**What is expected**:
Locate each line below that includes "screenshot" and reproduce it.

**Exercise inputs**:
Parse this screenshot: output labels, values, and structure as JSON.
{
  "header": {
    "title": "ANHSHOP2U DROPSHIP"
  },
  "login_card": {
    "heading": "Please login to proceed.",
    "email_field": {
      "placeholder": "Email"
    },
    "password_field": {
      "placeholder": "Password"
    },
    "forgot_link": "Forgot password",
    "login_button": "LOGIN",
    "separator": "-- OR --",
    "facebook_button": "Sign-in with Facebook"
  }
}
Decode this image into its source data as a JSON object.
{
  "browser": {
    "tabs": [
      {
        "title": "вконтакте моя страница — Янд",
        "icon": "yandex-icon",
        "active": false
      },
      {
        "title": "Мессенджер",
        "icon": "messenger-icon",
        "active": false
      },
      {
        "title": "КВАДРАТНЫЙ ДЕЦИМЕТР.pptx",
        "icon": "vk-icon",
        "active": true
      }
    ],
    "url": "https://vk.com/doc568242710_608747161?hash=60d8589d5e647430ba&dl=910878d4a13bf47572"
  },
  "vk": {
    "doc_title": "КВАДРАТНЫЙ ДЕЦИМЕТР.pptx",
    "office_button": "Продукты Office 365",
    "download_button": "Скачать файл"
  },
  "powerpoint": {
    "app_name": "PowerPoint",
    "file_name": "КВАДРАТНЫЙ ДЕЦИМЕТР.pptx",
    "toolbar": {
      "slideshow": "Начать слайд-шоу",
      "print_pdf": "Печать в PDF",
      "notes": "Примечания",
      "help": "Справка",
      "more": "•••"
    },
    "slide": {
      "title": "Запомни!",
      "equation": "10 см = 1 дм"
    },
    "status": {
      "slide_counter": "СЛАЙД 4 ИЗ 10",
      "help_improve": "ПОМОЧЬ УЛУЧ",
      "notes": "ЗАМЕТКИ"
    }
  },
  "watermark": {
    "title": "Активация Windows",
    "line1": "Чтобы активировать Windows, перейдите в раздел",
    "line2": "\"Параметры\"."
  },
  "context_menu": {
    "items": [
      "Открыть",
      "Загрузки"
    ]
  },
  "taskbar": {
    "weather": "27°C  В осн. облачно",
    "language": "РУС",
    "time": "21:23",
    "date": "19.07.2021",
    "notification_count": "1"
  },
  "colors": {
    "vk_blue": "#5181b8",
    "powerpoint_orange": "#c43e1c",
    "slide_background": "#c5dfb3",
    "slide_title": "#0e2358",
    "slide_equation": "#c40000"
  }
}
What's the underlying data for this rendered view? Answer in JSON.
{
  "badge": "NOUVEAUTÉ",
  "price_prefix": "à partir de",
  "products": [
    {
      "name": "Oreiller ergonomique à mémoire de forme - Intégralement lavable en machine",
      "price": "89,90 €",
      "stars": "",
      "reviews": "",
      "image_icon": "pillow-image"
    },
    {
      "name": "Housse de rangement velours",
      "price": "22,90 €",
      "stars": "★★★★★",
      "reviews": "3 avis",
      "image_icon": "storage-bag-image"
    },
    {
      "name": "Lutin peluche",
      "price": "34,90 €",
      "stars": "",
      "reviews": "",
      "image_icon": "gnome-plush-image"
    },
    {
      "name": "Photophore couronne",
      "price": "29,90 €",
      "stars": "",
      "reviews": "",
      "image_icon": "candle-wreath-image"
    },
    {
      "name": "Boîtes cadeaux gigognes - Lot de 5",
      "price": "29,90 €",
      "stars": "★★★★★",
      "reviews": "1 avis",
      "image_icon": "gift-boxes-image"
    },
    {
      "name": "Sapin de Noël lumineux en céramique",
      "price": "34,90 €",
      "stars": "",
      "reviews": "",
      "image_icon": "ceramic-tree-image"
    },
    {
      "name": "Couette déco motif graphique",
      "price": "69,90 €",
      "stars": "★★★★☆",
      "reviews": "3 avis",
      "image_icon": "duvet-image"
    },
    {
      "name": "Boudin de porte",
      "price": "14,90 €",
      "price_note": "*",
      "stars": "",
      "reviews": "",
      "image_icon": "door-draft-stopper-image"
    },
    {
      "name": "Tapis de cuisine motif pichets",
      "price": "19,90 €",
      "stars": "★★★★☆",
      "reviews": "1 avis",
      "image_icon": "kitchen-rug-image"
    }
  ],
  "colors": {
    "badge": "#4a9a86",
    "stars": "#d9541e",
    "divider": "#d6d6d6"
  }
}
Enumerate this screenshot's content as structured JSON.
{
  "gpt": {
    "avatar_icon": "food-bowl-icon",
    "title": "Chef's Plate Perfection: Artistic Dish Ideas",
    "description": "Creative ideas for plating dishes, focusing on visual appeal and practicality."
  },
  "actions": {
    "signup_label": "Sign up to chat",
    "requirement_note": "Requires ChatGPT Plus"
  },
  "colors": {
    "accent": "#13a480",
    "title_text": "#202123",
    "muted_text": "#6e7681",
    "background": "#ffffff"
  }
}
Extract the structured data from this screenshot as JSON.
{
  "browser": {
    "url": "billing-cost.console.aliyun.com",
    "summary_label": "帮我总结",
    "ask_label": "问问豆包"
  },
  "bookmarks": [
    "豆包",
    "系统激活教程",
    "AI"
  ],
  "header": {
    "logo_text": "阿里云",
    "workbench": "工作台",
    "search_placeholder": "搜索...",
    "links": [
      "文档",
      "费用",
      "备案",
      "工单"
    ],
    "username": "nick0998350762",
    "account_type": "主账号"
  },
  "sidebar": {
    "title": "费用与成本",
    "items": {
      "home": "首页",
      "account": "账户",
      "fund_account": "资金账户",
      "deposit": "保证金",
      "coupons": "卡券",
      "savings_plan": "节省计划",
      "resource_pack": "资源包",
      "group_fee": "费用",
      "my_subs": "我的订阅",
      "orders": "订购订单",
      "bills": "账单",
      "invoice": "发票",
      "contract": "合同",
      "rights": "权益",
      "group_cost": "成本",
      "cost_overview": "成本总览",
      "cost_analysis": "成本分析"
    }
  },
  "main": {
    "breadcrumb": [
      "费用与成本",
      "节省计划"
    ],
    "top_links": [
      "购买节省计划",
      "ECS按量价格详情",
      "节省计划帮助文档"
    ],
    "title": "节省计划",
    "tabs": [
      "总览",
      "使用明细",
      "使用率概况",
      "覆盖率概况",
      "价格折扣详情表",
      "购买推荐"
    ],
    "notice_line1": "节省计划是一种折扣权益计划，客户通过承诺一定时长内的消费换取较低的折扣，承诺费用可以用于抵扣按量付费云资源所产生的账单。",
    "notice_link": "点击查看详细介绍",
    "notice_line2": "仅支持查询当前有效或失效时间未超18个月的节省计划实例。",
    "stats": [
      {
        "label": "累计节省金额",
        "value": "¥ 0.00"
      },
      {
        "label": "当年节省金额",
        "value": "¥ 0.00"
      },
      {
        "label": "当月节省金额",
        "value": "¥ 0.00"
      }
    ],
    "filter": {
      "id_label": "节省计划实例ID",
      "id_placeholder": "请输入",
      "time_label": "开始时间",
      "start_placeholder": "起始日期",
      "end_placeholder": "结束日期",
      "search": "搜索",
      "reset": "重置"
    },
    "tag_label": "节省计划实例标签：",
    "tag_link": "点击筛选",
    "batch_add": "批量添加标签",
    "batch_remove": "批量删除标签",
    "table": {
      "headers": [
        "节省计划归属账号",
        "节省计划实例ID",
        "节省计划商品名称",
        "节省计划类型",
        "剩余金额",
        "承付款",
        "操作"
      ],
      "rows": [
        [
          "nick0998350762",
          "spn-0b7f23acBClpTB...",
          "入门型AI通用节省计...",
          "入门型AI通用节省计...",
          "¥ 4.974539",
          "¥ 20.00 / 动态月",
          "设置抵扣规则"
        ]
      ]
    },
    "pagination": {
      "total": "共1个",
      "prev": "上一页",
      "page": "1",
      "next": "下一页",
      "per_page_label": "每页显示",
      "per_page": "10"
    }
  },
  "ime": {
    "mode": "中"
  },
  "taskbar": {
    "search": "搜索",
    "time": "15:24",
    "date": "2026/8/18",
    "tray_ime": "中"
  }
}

**Result below**:
Parse this screenshot: output labels, values, and structure as JSON.
Enumerate this screenshot's content as structured JSON.
Extract the structured data from this screenshot as JSON.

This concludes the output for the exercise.